Throughout fall 1973 and into winter 1974, members of the Society of Afro-American Culture (SAAC) continued to justify their need for a cultural center and use of the Print Shop. In December, Dean of Student Affairs Banks Talley submitted an offer to SAAC, allocating the basement of the Print Shop for the use of an African American cultural center. Don Bell and the SAAC quickly rejected this offer. Perhaps SAAC interpreted the allocation of the basement as the administration’s attempt to hide the cultural center and its members. Neither Bell nor the SAAC spoke publically about the proposal, so it is unclear why SAAC rejected it. The following January, Talley counter-offered with his “final” decision: SAAC could utilize half of the first floor of the Print Shop, a space SAAC declared too small for a cultural center. In a statement to the Technician on January 9, 1974, Dean of Student Development John Poole declared, “We are now hopeful that they [SAAC] will meet with us in regards to how that space that has been allocated to them can best be used.” However, African American students refused to accept Talley’s final offer and continued to voice their opinions across campus.
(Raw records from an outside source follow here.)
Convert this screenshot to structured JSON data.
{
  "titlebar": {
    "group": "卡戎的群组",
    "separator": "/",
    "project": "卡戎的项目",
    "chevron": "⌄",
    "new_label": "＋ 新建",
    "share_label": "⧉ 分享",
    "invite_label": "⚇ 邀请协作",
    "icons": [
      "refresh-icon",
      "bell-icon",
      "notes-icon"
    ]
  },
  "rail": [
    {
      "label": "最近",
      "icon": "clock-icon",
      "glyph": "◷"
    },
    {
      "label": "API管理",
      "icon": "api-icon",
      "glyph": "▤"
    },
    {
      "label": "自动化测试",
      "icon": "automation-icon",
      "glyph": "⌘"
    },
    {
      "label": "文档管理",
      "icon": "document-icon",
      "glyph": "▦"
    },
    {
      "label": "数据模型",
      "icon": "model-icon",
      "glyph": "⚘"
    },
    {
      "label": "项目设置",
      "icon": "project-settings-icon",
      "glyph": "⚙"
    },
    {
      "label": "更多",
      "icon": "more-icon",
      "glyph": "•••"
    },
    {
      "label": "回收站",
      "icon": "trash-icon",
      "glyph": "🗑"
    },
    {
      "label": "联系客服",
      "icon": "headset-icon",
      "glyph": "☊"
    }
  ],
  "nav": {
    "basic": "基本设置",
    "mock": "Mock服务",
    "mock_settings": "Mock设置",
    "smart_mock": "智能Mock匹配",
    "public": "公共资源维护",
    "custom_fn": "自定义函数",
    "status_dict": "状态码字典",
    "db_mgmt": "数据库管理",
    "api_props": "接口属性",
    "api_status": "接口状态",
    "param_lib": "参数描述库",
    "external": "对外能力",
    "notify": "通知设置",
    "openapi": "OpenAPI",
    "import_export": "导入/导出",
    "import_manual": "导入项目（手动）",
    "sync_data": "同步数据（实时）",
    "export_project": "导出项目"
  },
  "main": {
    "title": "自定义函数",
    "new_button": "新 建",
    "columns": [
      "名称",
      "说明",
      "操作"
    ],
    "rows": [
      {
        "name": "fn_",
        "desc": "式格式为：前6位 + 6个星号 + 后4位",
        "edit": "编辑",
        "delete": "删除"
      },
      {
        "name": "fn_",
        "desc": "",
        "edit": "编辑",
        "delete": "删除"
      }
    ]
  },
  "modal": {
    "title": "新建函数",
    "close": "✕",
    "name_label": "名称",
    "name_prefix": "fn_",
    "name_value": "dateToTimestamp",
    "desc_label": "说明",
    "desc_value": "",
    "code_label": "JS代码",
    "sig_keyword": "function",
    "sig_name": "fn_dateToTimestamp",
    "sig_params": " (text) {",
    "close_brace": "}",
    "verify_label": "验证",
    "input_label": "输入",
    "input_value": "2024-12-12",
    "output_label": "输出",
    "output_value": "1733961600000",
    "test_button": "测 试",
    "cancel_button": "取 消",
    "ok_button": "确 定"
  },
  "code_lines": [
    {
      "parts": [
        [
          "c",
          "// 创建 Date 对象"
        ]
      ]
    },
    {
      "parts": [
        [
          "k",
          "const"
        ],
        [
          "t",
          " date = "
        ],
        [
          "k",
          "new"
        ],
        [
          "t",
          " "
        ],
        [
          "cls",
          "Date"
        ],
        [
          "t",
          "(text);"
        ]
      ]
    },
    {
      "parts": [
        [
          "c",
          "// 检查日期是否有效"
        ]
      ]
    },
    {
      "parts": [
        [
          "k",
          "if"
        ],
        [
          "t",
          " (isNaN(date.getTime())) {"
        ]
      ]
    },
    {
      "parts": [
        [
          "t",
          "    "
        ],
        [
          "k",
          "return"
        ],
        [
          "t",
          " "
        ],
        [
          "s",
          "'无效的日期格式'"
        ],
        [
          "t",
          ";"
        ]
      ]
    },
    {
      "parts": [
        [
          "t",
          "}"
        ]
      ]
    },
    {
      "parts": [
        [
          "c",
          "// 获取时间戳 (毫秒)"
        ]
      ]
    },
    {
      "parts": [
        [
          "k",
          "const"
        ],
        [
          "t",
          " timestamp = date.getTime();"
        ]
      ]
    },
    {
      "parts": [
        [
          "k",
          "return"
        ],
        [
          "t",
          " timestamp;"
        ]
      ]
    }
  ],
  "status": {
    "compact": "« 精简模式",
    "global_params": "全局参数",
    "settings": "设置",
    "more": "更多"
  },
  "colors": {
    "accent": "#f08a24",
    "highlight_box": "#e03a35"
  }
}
The tension resulting from the lack of communication and understanding between white and African American students prompted student leaders to seek solutions and to promote racial unity across campus. Dean John Poole called for student leaders to meet with university administrators for a “Student Affairs of Human Relations Conference” at the Quail Roost conference center near Durham, NC. Informally referred to as Quail Roost, the conference offered students an opportunity to discuss issues with one another with the aid of counselors. Nine white students, including Student Body President Terry Carroll, and ten African American students attended the weekend meeting on February 2-3, 1974; notably absent was Brenda Harrison who rejected the conference invitation. Dean Banks Talley, Dean John Poole, and Dr. Augustus Witherspoon also attended the conference as administrative representatives.
Visit other Exhibits in Crossing the Color Line.